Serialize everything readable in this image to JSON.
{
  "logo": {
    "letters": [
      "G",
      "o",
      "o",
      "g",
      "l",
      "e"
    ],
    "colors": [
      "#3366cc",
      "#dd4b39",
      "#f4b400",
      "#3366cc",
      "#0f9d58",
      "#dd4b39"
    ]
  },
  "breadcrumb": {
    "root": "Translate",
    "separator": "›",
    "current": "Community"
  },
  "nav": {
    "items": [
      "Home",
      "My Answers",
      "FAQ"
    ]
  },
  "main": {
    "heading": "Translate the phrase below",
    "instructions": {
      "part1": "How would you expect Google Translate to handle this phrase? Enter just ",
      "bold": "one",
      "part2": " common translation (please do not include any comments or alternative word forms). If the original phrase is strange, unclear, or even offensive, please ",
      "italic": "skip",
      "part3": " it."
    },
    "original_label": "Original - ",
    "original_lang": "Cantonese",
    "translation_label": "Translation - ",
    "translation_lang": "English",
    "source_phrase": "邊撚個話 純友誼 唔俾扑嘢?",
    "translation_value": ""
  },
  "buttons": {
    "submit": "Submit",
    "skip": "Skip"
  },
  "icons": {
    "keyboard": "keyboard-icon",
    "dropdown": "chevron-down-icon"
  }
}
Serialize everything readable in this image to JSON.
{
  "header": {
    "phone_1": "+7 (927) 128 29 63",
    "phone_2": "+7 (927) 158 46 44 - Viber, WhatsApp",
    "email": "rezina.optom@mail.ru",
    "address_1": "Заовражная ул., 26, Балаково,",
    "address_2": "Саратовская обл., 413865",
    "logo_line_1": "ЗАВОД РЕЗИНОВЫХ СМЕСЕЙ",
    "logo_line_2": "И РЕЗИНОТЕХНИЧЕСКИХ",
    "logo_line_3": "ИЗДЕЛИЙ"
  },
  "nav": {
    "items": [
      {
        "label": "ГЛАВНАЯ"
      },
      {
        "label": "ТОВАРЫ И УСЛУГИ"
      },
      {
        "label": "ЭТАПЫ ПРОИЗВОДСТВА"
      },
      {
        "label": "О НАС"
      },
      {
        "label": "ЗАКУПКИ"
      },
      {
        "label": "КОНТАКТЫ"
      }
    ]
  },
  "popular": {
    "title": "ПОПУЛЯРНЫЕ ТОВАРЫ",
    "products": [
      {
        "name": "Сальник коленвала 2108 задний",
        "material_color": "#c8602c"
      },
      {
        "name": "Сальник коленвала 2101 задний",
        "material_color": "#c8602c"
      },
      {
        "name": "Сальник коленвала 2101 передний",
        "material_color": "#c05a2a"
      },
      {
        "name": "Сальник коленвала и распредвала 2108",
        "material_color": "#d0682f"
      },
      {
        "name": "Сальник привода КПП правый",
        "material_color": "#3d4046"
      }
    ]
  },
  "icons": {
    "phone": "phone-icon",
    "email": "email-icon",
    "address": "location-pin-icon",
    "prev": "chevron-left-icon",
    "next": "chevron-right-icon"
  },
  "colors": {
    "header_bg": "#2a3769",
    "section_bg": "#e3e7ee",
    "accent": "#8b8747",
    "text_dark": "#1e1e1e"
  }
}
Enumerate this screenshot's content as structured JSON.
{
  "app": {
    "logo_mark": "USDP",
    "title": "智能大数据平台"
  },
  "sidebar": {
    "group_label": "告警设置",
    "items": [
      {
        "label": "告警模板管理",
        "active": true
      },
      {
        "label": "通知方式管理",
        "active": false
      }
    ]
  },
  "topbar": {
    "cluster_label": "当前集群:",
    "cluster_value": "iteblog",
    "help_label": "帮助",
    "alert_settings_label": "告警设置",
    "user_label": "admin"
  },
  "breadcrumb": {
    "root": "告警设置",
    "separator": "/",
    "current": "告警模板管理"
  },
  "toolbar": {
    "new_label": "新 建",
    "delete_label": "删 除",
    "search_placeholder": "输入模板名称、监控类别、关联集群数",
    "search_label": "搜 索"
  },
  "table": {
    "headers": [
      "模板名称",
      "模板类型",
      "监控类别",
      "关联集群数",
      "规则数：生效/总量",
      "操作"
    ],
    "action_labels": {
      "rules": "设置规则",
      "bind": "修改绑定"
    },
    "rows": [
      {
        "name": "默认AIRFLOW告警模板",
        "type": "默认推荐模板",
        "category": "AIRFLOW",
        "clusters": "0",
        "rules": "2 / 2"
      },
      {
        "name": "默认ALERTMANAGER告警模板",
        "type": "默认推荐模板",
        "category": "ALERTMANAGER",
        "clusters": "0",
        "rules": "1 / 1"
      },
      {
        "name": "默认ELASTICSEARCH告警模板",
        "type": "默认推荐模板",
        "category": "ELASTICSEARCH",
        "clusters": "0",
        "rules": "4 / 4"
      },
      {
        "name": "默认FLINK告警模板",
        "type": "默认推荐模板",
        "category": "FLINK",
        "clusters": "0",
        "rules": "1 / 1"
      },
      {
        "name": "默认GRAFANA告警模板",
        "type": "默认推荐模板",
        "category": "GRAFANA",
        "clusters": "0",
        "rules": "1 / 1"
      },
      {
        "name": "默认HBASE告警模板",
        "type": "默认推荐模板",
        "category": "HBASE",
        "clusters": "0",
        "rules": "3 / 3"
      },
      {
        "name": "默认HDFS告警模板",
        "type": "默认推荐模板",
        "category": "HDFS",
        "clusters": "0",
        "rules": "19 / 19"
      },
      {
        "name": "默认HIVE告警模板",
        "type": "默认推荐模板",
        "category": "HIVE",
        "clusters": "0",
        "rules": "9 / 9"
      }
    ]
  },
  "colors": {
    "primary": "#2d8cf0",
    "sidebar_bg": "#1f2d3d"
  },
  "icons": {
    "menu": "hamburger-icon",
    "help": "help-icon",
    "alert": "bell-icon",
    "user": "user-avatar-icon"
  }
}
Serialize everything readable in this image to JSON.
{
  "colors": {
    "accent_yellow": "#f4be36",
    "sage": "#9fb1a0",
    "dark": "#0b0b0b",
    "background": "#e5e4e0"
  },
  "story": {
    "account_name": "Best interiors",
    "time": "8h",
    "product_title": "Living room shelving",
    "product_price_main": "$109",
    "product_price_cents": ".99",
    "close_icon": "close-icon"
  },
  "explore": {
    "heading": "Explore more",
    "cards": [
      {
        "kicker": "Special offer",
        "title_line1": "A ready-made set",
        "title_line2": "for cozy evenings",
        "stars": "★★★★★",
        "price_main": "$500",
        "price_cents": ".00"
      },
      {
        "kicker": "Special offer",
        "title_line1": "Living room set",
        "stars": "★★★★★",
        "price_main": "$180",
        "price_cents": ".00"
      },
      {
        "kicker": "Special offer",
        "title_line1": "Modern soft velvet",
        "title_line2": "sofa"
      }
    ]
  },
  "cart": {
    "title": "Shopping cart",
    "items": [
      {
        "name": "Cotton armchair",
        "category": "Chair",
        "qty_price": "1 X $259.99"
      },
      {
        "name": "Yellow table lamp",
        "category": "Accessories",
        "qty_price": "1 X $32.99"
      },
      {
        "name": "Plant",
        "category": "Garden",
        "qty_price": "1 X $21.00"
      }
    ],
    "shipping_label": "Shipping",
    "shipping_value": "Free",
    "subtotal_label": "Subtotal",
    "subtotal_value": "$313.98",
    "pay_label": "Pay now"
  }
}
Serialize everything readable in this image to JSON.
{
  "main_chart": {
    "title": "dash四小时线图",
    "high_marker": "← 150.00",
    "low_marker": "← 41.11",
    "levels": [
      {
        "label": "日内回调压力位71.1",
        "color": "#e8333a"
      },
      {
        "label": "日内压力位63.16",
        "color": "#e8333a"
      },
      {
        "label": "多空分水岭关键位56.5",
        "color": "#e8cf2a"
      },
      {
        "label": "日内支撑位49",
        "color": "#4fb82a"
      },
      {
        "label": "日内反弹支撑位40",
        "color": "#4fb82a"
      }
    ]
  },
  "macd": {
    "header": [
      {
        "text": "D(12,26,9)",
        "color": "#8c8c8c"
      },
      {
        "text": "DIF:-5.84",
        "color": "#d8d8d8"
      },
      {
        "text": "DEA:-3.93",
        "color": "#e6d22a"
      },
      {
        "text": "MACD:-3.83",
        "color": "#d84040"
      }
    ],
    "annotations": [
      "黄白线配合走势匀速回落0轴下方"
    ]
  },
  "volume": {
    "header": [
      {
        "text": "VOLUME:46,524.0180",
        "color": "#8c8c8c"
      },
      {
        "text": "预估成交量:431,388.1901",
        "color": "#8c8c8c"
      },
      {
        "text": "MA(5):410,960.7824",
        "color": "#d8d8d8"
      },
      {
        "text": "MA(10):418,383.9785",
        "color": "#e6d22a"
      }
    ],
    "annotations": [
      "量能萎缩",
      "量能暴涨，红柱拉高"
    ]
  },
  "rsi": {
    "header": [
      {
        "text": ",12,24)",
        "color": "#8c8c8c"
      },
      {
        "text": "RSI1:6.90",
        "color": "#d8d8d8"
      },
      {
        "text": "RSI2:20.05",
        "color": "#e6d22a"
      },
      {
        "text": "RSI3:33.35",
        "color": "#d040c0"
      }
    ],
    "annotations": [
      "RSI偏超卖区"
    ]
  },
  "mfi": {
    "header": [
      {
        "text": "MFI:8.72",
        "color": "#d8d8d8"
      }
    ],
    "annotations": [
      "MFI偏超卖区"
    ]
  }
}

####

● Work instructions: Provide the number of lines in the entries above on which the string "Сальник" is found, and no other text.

● Response area: 5